Hospital staff says patients who need ventilators are on them for at least 20 to 30 days, which is far longer than the two to three days non-COVID patients spend on the life-saving machines.
Cuomo and De Blasio have said New York hospitals and their medical staff have enough equipment and supplies for “right now.”
De Blasio said he can’t guarantee that city hospitals will have enough equipment to last through April 5. He said the city had distributed nearly 10 million masks, 180,000 face shields, 1.5 million surgical gloves.
The White House has aided in adding more ventilators and other supplies to aide New York, but Trump continues to question how some of the resources are being used, and whether or not New York needs the volume of supplies and equipment it continues to request.
However, both Cuomo and De Blasio continue to tell Trump, “they need to be as prepared as possible.” Which still may not be enough when the surge of cases crashes on top of the already overwhelmed hospital system.
” If you wait to prepare for the storm to hit, it’s going to be too late. You have to prepare before the storm hits,” Cuomo said Monday. “How do you know when you hit that peak? You don’t. There is no crystal ball. All we can do is follow the data, and that’s exactly what we’re doing here in New York.”
Starting Monday, De Blasio said the NYPD would be spot-checking subway cars to make sure New Yorkers are following the social distancing order. He said those who refuse to practice the social distance order could be fined between $250 and $500.
New Jersey has seen its COVID numbers take an overnight jump as well. According to Governor Phil Murphy, New Jersey added 3,300 plus cases on Monday, bringing the state total to 16,636, adding an additional 37 people who’ve died, bringing the death toll in New Jersey to 198.
Connecticut is also fighting a rapid jump in its numbers, with 2,000 cases and 34 deaths being reported.
Regionally, more than 85,000 positive cases and 1,450 deaths have been reported. All three states had their disaster declarations approved by President Trump, opening up billions of dollars for funding and assistance.
New Jersey is partnering with the U.S. Army Corps of Engineers on three field hospitals across the state to add another 1,000 beds. Gov. Murphy said he’s looking to reopen closed hospitals to add another 1,300 extra beds, saying, “We will do everything we can to get the beds we need.”
Connecticut, who is also in need of more beds, is receiving much-needed assistance from the U.S. Army Corps of Engineers as well.
The Mohegan Sun resort and the Connecticut Convention Center in Hartford are two possible expansion sites.
Cuomo, Murphy, and Connecticut Governor, Ned Lamont have all called on medical retirees to assist during this time of great need, and several thousand have answered the call.
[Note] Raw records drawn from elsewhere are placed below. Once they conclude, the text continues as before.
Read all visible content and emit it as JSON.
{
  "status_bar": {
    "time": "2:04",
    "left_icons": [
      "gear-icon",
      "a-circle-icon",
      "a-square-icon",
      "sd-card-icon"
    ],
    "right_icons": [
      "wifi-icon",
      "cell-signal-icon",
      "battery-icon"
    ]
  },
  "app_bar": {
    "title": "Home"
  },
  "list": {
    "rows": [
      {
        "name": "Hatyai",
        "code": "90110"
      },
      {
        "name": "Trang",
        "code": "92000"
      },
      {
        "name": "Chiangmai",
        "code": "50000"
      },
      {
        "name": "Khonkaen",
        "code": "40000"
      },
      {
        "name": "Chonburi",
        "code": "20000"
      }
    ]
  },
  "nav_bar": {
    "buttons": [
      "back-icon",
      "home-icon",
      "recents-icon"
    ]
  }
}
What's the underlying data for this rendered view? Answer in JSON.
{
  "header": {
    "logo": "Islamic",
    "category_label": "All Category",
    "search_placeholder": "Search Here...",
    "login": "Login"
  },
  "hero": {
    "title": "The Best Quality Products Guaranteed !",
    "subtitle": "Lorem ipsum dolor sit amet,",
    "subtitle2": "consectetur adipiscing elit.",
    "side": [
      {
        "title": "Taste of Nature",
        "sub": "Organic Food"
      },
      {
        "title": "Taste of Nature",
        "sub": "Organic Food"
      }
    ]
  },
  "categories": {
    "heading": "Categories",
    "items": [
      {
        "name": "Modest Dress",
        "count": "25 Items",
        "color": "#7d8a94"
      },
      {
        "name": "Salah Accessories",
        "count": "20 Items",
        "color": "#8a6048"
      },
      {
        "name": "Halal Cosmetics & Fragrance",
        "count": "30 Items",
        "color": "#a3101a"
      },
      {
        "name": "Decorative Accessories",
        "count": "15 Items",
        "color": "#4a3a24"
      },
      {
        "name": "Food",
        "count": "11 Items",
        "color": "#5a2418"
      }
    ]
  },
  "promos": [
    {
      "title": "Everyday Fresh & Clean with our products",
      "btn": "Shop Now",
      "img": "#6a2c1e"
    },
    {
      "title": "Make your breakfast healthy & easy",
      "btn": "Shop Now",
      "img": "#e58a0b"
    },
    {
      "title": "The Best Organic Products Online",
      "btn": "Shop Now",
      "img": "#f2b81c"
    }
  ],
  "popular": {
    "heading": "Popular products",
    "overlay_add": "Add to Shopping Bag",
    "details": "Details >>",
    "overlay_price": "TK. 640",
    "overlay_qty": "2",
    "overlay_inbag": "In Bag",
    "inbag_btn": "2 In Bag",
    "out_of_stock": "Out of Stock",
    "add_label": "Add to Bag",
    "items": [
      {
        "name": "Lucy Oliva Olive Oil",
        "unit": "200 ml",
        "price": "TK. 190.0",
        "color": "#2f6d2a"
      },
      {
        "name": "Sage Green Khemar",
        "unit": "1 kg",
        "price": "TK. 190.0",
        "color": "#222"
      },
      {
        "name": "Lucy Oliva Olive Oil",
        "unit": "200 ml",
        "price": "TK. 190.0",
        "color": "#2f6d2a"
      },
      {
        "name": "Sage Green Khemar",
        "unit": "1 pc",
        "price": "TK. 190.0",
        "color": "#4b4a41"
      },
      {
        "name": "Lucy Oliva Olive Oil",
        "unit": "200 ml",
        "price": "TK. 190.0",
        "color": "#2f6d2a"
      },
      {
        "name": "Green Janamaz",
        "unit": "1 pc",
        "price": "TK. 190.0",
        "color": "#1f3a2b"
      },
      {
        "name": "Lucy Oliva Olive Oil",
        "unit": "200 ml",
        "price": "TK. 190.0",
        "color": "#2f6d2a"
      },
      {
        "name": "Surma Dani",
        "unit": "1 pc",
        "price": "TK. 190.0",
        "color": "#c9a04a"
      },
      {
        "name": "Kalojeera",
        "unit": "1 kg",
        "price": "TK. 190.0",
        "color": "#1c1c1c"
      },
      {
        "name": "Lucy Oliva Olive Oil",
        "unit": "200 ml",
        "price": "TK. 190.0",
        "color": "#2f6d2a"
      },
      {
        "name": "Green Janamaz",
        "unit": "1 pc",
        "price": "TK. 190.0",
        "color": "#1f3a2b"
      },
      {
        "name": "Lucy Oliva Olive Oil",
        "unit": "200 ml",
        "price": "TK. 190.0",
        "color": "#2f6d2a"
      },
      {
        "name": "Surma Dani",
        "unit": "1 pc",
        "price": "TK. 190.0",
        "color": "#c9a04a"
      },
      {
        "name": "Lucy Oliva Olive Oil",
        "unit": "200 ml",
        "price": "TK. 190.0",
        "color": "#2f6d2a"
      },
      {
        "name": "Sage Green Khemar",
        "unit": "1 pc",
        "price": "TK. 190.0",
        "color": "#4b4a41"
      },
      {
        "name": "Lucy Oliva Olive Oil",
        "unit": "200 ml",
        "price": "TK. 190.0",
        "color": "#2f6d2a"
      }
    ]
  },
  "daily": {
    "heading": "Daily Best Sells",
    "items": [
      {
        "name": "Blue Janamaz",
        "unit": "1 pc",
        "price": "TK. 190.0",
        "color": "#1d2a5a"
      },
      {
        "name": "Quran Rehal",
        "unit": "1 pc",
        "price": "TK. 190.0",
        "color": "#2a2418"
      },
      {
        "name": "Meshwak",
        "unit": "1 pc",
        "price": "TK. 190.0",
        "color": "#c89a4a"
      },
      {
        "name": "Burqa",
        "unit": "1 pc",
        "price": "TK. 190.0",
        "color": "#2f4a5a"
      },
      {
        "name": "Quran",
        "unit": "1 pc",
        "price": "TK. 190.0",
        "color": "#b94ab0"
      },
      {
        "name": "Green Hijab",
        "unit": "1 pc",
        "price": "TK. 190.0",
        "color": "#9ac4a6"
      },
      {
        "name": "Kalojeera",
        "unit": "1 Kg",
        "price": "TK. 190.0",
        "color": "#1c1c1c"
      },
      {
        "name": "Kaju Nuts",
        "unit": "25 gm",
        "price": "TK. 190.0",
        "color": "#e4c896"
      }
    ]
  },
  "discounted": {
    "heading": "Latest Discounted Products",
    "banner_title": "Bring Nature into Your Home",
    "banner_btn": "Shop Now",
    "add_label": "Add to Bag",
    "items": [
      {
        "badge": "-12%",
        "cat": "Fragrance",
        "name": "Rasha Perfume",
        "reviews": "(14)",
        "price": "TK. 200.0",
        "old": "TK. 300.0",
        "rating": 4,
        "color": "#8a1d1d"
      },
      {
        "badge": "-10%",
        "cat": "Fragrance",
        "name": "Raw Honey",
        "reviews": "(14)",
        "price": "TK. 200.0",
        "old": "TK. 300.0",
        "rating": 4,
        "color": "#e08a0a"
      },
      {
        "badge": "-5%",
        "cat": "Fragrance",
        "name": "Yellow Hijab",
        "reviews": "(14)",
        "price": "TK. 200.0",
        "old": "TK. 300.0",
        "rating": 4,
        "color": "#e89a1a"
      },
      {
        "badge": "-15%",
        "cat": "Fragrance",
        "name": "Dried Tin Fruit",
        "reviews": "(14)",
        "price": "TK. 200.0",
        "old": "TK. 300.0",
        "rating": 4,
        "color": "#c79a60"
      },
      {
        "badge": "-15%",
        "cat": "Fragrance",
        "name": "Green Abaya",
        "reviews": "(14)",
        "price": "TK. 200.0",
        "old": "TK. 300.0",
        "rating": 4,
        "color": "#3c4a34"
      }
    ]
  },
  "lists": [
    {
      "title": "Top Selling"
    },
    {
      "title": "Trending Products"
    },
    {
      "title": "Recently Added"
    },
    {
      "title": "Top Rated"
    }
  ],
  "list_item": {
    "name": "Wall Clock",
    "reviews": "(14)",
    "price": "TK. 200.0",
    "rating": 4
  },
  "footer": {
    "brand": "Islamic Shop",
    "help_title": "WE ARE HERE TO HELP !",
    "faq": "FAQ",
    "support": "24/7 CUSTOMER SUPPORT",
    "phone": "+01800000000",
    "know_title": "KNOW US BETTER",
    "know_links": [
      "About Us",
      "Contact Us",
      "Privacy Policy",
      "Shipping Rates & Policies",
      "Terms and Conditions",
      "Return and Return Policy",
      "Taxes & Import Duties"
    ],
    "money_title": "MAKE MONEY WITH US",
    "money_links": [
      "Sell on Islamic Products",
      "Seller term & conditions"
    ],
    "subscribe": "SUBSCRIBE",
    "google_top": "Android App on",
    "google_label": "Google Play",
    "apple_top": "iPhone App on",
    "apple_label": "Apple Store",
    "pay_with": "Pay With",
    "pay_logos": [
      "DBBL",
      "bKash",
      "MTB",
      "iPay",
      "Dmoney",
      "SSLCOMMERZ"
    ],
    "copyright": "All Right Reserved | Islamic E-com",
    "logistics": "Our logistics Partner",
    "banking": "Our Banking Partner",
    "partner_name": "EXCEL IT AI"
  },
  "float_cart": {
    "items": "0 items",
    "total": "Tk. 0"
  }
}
76,000 New York medical professionals, from physicians to RN’s, and respiratory therapists, have all come out of retirement, and over 10,000 mental health professionals have volunteered to answer calls on the state’s hotline.
NYU and Rutgers will graduate it’s medical students early to aid and assist during the pandemic.